=== Extracted material ===
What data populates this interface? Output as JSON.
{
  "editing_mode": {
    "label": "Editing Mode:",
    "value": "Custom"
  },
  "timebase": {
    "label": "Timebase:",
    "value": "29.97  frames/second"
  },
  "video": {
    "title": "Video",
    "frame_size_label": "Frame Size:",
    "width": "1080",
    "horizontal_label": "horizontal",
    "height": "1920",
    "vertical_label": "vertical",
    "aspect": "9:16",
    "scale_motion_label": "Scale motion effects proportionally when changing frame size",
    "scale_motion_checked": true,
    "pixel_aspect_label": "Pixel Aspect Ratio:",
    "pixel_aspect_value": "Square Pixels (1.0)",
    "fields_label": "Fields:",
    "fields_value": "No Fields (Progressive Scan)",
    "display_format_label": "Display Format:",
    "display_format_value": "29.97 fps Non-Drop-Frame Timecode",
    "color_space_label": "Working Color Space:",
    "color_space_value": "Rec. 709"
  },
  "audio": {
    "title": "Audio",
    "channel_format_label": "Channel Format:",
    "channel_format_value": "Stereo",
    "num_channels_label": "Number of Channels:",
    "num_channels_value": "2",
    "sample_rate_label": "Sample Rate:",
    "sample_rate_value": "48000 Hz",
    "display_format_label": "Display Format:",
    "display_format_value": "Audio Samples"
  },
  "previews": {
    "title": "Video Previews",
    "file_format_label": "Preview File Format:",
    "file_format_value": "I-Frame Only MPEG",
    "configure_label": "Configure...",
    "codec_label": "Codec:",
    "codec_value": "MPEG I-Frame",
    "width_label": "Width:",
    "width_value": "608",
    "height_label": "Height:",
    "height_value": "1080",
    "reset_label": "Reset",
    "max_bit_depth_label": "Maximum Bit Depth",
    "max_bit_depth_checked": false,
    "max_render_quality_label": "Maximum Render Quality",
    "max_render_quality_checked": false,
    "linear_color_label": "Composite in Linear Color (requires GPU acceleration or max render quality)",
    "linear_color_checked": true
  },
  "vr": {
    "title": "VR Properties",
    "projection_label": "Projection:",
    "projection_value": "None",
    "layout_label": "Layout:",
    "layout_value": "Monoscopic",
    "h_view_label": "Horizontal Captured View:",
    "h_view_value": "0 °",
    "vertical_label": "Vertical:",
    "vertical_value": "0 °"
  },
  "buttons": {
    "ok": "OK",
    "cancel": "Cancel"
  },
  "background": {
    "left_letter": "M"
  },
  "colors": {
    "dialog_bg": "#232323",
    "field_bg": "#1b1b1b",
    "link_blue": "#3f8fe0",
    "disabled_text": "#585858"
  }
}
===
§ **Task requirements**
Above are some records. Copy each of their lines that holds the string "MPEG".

§ **Problem solution**
    "file_format_value": "I-Frame Only MPEG",
    "codec_value": "MPEG I-Frame",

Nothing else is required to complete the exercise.